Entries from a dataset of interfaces
-------

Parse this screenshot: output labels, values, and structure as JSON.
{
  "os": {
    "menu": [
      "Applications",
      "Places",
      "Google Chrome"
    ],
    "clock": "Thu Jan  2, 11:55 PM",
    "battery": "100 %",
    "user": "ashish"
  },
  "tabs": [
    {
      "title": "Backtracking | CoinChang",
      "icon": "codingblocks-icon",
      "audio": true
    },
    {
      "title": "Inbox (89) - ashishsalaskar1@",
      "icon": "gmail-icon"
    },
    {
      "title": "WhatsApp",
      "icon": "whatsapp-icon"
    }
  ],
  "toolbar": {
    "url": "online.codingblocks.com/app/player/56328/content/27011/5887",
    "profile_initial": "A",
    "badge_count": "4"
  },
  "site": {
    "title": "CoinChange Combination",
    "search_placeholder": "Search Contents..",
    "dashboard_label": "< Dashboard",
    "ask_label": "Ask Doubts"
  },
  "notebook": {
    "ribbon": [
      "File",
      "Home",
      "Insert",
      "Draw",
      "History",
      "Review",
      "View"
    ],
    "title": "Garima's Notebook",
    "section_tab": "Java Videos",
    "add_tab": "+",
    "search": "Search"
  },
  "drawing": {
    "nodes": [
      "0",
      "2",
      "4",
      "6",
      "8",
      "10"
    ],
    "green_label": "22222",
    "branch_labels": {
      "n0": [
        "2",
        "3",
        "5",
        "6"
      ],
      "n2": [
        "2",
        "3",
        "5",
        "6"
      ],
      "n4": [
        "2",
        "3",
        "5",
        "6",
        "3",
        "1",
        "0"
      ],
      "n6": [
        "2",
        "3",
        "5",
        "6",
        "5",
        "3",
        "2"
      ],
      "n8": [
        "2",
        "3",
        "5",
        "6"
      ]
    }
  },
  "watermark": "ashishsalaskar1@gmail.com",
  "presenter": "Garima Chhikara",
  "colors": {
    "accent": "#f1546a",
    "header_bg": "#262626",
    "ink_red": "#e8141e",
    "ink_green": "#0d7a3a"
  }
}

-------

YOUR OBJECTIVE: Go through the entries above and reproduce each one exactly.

FINAL ANSWER:
Parse this screenshot: output labels, values, and structure as JSON.
{
  "os": {
    "menu": [
      "Applications",
      "Places",
      "Google Chrome"
    ],
    "clock": "Thu Jan  2, 11:55 PM",
    "battery": "100 %",
    "user": "ashish"
  },
  "tabs": [
    {
      "title": "Backtracking | CoinChang",
      "icon": "codingblocks-icon",
      "audio": true
    },
    {
      "title": "Inbox (89) - ashishsalaskar1@",
      "icon": "gmail-icon"
    },
    {
      "title": "WhatsApp",
      "icon": "whatsapp-icon"
    }
  ],
  "toolbar": {
    "url": "online.codingblocks.com/app/player/56328/content/27011/5887",
    "profile_initial": "A",
    "badge_count": "4"
  },
  "site": {
    "title": "CoinChange Combination",
    "search_placeholder": "Search Contents..",
    "dashboard_label": "< Dashboard",
    "ask_label": "Ask Doubts"
  },
  "notebook": {
    "ribbon": [
      "File",
      "Home",
      "Insert",
      "Draw",
      "History",
      "Review",
      "View"
    ],
    "title": "Garima's Notebook",
    "section_tab": "Java Videos",
    "add_tab": "+",
    "search": "Search"
  },
  "drawing": {
    "nodes": [
      "0",
      "2",
      "4",
      "6",
      "8",
      "10"
    ],
    "green_label": "22222",
    "branch_labels": {
      "n0": [
        "2",
        "3",
        "5",
        "6"
      ],
      "n2": [
        "2",
        "3",
        "5",
        "6"
      ],
      "n4": [
        "2",
        "3",
        "5",
        "6",
        "3",
        "1",
        "0"
      ],
      "n6": [
        "2",
        "3",
        "5",
        "6",
        "5",
        "3",
        "2"
      ],
      "n8": [
        "2",
        "3",
        "5",
        "6"
      ]
    }
  },
  "watermark": "ashishsalaskar1@gmail.com",
  "presenter": "Garima Chhikara",
  "colors": {
    "accent": "#f1546a",
    "header_bg": "#262626",
    "ink_red": "#e8141e",
    "ink_green": "#0d7a3a"
  }
}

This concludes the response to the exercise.